SINGAPORE: Singapore’s June core inflation measure hit a more than two-year low as electricity and gas prices declined, firming bets among economists that its central bank will ease monetary policy in October..

Core inflation – which excludes the costs of accommodation and private road transport – rose 1.2 per cent year-on-year in June compared with May’s 1.3 per cent, said the Monetary Authority of Singapore (MAS) and the Ministry of Trade and Industry (MTI) in a press release on Tuesday (Jul 23).

This was in line with a Reuters poll, and the lowest print since March 2017 when core inflation grew at the same rate.

READ: Singapore economic growth slows to 0.1% in Q2, lowest in a decade

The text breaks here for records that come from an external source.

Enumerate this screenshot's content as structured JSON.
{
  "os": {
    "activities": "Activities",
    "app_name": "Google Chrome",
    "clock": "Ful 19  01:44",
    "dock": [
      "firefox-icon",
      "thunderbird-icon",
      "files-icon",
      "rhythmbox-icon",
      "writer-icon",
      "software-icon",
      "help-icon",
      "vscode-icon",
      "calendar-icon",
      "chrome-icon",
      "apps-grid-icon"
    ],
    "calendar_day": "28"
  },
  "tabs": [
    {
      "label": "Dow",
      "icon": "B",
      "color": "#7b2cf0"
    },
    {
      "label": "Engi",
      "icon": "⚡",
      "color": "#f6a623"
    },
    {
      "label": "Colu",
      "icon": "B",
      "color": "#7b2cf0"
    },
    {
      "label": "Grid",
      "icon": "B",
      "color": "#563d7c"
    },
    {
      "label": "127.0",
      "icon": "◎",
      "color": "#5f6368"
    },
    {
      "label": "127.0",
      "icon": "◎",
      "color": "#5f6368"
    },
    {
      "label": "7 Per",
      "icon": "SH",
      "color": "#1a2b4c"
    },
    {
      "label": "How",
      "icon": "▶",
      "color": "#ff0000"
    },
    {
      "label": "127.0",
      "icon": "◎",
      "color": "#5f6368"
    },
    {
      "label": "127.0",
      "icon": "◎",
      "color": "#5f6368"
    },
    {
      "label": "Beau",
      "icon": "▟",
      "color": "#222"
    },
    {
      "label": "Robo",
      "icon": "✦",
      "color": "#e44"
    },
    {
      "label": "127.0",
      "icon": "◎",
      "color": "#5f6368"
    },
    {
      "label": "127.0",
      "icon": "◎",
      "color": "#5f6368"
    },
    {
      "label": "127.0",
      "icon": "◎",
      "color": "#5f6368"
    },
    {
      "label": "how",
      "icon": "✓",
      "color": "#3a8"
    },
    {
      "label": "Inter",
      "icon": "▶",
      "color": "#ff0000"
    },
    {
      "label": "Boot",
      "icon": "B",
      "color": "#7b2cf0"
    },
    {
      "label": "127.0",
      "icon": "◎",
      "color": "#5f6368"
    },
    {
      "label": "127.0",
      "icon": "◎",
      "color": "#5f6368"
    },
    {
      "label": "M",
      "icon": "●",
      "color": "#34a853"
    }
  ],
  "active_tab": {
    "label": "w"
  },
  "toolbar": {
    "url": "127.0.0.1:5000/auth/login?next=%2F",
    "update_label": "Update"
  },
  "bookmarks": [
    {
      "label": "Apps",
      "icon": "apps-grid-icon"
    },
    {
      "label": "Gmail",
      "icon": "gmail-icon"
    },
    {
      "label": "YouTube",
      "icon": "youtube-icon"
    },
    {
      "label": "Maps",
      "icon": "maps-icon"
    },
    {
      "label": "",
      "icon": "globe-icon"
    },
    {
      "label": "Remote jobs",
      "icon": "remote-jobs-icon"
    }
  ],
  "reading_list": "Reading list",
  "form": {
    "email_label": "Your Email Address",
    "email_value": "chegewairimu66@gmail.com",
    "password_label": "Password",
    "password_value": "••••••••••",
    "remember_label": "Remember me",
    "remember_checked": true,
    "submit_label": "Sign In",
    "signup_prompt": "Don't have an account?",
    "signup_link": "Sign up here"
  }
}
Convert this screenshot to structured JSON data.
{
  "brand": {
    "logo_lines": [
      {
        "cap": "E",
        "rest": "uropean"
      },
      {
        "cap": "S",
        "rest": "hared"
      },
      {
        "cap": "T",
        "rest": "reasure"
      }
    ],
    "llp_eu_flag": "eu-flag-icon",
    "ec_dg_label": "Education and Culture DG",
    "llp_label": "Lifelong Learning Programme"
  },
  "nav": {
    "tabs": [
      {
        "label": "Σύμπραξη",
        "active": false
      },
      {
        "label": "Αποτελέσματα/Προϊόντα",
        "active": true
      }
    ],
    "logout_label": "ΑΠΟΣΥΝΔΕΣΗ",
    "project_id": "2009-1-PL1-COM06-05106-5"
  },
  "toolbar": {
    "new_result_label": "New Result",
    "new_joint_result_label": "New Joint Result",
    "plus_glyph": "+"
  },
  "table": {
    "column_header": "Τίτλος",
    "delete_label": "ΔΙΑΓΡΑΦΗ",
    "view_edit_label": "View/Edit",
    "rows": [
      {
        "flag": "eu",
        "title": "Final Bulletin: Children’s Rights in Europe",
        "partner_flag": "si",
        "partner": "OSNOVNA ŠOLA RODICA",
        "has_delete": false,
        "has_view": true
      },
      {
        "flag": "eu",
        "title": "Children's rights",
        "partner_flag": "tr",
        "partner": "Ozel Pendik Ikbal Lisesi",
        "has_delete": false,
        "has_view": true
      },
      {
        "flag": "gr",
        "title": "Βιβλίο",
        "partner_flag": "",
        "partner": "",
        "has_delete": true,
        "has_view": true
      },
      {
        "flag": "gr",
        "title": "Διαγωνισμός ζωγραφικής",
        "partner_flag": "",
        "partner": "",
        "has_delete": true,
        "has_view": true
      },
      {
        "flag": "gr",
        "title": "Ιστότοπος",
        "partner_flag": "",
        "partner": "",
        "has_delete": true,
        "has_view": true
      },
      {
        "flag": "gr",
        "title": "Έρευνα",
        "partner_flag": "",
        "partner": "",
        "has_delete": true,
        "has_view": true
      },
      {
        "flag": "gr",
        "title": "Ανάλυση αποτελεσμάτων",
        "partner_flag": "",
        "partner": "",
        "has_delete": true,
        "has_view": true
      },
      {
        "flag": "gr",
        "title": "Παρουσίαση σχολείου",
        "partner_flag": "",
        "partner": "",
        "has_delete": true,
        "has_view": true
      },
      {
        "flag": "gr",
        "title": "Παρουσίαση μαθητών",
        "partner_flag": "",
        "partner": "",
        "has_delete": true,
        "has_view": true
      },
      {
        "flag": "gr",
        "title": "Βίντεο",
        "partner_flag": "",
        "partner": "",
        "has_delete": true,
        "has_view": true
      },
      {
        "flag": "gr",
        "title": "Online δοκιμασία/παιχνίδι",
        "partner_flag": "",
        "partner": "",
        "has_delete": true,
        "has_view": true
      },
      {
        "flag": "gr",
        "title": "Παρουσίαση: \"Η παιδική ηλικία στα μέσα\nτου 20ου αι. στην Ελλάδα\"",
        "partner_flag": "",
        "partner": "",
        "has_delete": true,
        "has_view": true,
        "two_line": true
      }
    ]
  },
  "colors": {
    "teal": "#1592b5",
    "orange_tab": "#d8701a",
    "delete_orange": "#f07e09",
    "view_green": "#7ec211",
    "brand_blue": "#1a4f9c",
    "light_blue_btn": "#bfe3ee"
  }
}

“The risk of a monetary easing has definitely risen,” said Mr Edward Lee, an economist at Standard Chartered.

“But this is not unexpected. We do expect a bottoming during this time.”

Core inflation is the Monetary Authority of Singapore’s (MAS) preferred price gauge in setting monetary policy.

The central bank’s core inflation measure excludes changes in the prices of cars and accommodation, which are influenced more by government policies.

Consumer Price Index (CPI)-All Items inflation moderated to 0.6 per cent year-on-year, from 0.9 per cent in May. The median forecast in a Reuters poll was for all-items CPI to rise 0.7 per cent.

Apart from lower core inflation, this also reflected a fall in private road transport inflation and a larger drop in accommodation costs, said MAS and MTI.

The cost of private road transport rose slightly by 0.2 per cent year-on-year in June, moderating from the 1.5 per cent increase in the previous month, mainly on account of a smaller rise in car prices and a decline in petrol prices.

Services inflation eased to 1.7 per cent year-on-year in June from 2 per cent in May.

This largely reflected smaller increases in holiday expenses and airfares, as well as a larger fall in telecommunication services fees.

The cost of electricity and gas declined by 4.8 per cent year-on-year in June, steeper than the 4 per cent drop in the preceding month.

This was due to the dampening effect of the nationwide launch of the Open Electricity Market on electricity prices.

Meanwhile, the overall cost of retail items increased by 0.4 per cent year-on-year, slightly lower than the 0.5 per cent rise in May.

The slower rate of inflation was primarily due to a larger decline in the prices of telecommunications equipment, medical products and goods for recreation and entertainment, which more than offset a faster pace of increase in the prices of personal care products as well as a smaller decline in the prices of clothing and footwear, said MTI and MAS.

READ: IMF cuts forecast for Singapore’s 2019 economic growth to 2%

Accommodation costs fell at a slightly faster pace of 1.1 per cent year-on-year in June as compared to the 1 per cent decline in the previous month, while food inflation remained unchanged from May at 1.4 per cent.

External sources of inflation are “likely to be benign” for the rest of the year, said MAS and MTI.

“An acceleration in inflationary pressures is unlikely against the backdrop of slower GDP growth, uncertainties in the global economy, as well as the continuing restraining effects of MAS’ monetary policy tightening in 2018,” said the two bodies.

They expect core inflation to come in near the mid-point of the forecast range of 1 to 2 per cent in 2019.

Private road transport costs could pick up slightly this year as compared to last year, while accommodation costs are likely to decline at a slower pace this year, they added.

READ: Commentary: What slowing growth means for the man in the street

Singapore’s economy grew at its slowest annual pace in a decade in the second quarter, preliminary data showed on July 12, raising bets that a technical recession and monetary policy easing could be just around the corner.

In a Reuters poll done after the release of the second-quarter data, seven of 11 economists said they expected the MAS to loosen its exchange-rate monetary policy in its next policy statement, due in October, with the other four forecasting no change.

READ: What Singapore’s slowing GDP growth means for the jobs market

Since then, two additional economists have called for a monetary easing amid a dim economic outlook.